Empires have dominated our globe for centuries on, yet no one has linked the connection between how these empires rise, and what causes their reign to end. Through collective studies, Day Of Empire author Amy Chua presents a persuasive theory which argues that hyper powers achieved their world dominance through tolerance of culture and religion, as well as the individuals residing in the conquered society, amassing their talents for the benefit of the Empire.
The Great Persian (Achaemenid) Empire

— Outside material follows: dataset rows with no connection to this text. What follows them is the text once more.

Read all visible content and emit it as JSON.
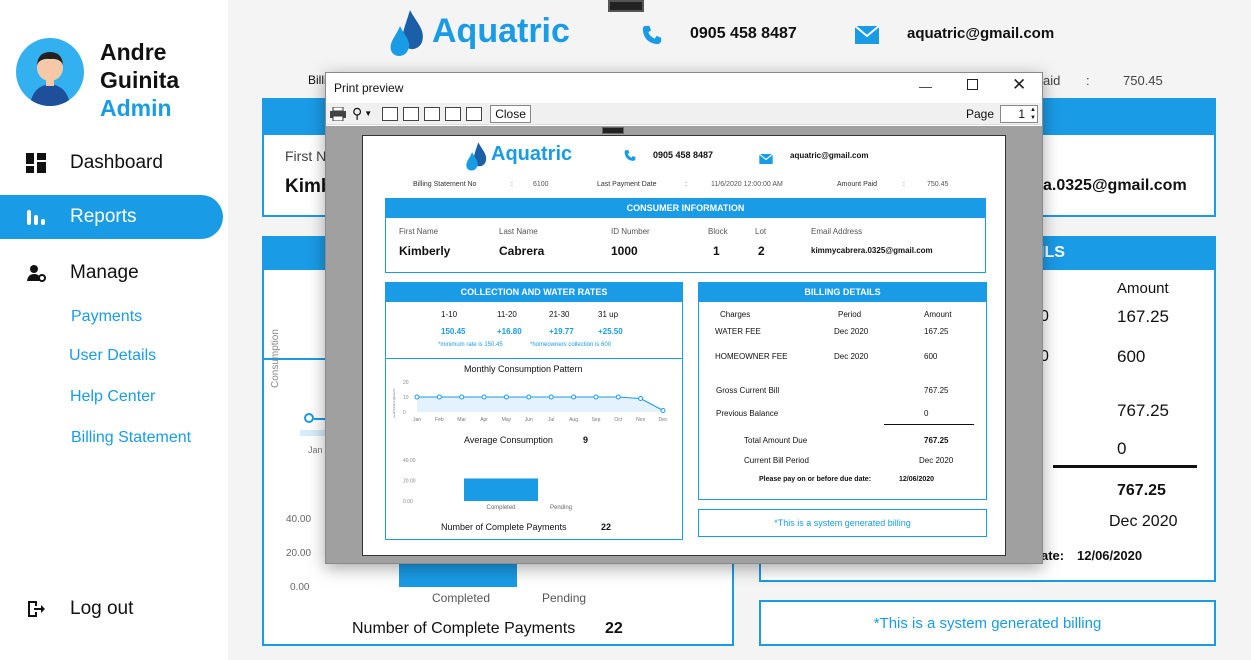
{
  "sidebar": {
    "user_first": "Andre",
    "user_last": "Guinita",
    "role": "Admin",
    "nav": [
      "Dashboard",
      "Reports",
      "Manage"
    ],
    "sub": [
      "Payments",
      "User Details",
      "Help Center",
      "Billing Statement"
    ],
    "logout": "Log out"
  },
  "header": {
    "brand": "Aquatric",
    "phone": "0905 458 8487",
    "email": "aquatric@gmail.com"
  },
  "bg": {
    "billing_label": "Billi",
    "amount_paid_label": "aid",
    "amount_paid_sep": ":",
    "amount_paid": "750.45",
    "first_name_label": "First N",
    "first_name_value": "Kimb",
    "email_value": "a.0325@gmail.com",
    "details_head_fragment": "ILS",
    "amount_head": "Amount",
    "amounts": [
      "167.25",
      "600",
      "767.25",
      "0"
    ],
    "zero_frag1": "0",
    "zero_frag2": "0",
    "total": "767.25",
    "period": "Dec 2020",
    "due_label": "ate:",
    "due_date": "12/06/2020",
    "system_note": "*This is a system generated billing",
    "consumption_label": "Consumption",
    "jan": "Jan",
    "y_ticks": [
      "40.00",
      "20.00",
      "0.00"
    ],
    "bar_labels": [
      "Completed",
      "Pending"
    ],
    "complete_payments_label": "Number of Complete Payments",
    "complete_payments_value": "22"
  },
  "preview": {
    "title": "Print preview",
    "close_btn": "Close",
    "page_label": "Page",
    "page_value": "1",
    "brand": "Aquatric",
    "phone": "0905 458 8487",
    "email": "aquatric@gmail.com",
    "billing_no_label": "Billing Statement No",
    "sep": ":",
    "billing_no": "6100",
    "last_payment_label": "Last Payment Date",
    "last_payment": "11/6/2020 12:00:00 AM",
    "amount_paid_label": "Amount Paid",
    "amount_paid": "750.45",
    "consumer_head": "CONSUMER INFORMATION",
    "consumer_labels": [
      "First Name",
      "Last Name",
      "ID Number",
      "Block",
      "Lot",
      "Email Address"
    ],
    "consumer_values": [
      "Kimberly",
      "Cabrera",
      "1000",
      "1",
      "2",
      "kimmycabrera.0325@gmail.com"
    ],
    "rates_head": "COLLECTION AND WATER RATES",
    "rate_ranges": [
      "1-10",
      "11-20",
      "21-30",
      "31 up"
    ],
    "rate_values": [
      "150.45",
      "+16.80",
      "+19.77",
      "+25.50"
    ],
    "rate_note1": "*minimum rate is 150.45",
    "rate_note2": "*homeowners collection is 600",
    "chart_title": "Monthly Consumption Pattern",
    "avg_label": "Average Consumption",
    "avg_value": "9",
    "complete_label": "Number of Complete Payments",
    "complete_value": "22",
    "billing_head": "BILLING DETAILS",
    "billing_cols": [
      "Charges",
      "Period",
      "Amount"
    ],
    "water_fee": [
      "WATER FEE",
      "Dec 2020",
      "167.25"
    ],
    "homeowner_fee": [
      "HOMEOWNER FEE",
      "Dec 2020",
      "600"
    ],
    "gross_label": "Gross Current Bill",
    "gross_value": "767.25",
    "prev_label": "Previous Balance",
    "prev_value": "0",
    "total_label": "Total Amount Due",
    "total_value": "767.25",
    "period_label": "Current Bill Period",
    "period_value": "Dec 2020",
    "due_text": "Please pay on or before due date:",
    "due_date": "12/06/2020",
    "system_note": "*This is a system generated billing"
  },
  "chart_data": [
    {
      "type": "line",
      "title": "Monthly Consumption Pattern",
      "ylabel": "Consumption",
      "categories": [
        "Jan",
        "Feb",
        "Mar",
        "Apr",
        "May",
        "Jun",
        "Jul",
        "Aug",
        "Sep",
        "Oct",
        "Nov",
        "Dec"
      ],
      "series": [
        {
          "values": [
            10,
            10,
            10,
            10,
            10,
            10,
            10,
            10,
            10,
            10,
            9,
            1
          ]
        }
      ],
      "ylim": [
        0,
        20
      ],
      "y_ticks": [
        "20",
        "10",
        "0"
      ]
    },
    {
      "type": "bar",
      "categories": [
        "Completed",
        "Pending"
      ],
      "values": [
        22,
        0
      ],
      "ylim": [
        0,
        40
      ],
      "y_ticks": [
        "40.00",
        "20.00",
        "0.00"
      ]
    }
  ],
  "colors": {
    "accent": "#1a9be6",
    "dark": "#111111"
  }
}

Amy Chua develops chapter one by introducing the reader to the Achaemenid Empire or Persian Empire, the first hyper power in history, ruling over one third of the world’s population, and a territory more vast than all known empires throughout history. Following the introduction to such an exquisitely large empire, Amy Chua suggests the Persian empire achieved their dominance and maintained it, with one critical strategy: Tolerance. The hearth of the Persian Empire can be derived from the tolerance of Cyrus the Great. Cyrus’ technique for expanding the empire was to conquer, but with peace. Rather than attacking and striking fear into the nearby lands and their residents, Cyrus tolerated the culture, belief and rituals of the residents, which built a favorism towards Cyrus, and an empire, built to last . Cyrus then, left the enormous empire he built to his son, Cambyses who after invading Egypt, continued his father’s policy and tolerated the customs and culture of the local residents. With Cambyses’ conquests of Phoenicia, Libya Egypt and many other cities, the Achaemenid Empire rose to the “worlds greatest naval power.” After the death of Cambyses, a relative named Darius, took over. Building on what Cambyses and Cyrus had accomplished, Darius expanded into India and Eastern Europe and introduced a system of currency, extended/improved communication systems, and formalized taxing. Throughout his ruling, Darius continued the policy of “cultural and religious tolerance” and by accepting and tolerating the wide amount of diversity, people, and their individual talents, the possibility of revolutions minimized and an empire flourished for a good two hundred years. Downfall of the empire could originally be traced from Xerex, King Darius’ son. With a reputation for cruelty and intolerance, Xerex was brutal, killing and enslaving whoever came in his way. Brutality rose, and tolerance fell, ultimately resulting in revolts, and the fall of the world’s first massive empire.
When the Achaemenid Empire came to power, several matters and affairs surrogated, as well as advancements and improvements in many areas. The empire consisted of many cities and peoples with different backgrounds and diversities, which ultimately proved to weaken the King’s authority. Neither Cyrus nor Darius “Persianized” their subjects, which in return, the Empire didn’t hold a form of political unity. There wasn’t an Achaemenid Identity which the people of the Empire felt bound to, or took pride in. No standard religion, language or social network was established, leaving extremely diverse people to create distinct communities, rather than unification within the Empire. Politically and economically however, Darius the Great exemplified the economy by setting up a regulated tax system, based on the income and production of each satrapy/city. Tariffs were placed on trade, efficiently benefiting the Empire.
The Roman Empire
Following the Achaemenid Empire, Amy Chua discusses the success of the Roman Empire, primarily focusing on how tolerance allowed Rome to prosper and grow, ruling out any rivals or competition. The first thing differentiating the Roman Empire from the Achaemenid, was the government and its consisting members. Emperors themselves were not Roman, and the advisory board consisted of Non-Roman members as well. “Roman” soon became a cultural identity that upheld value and...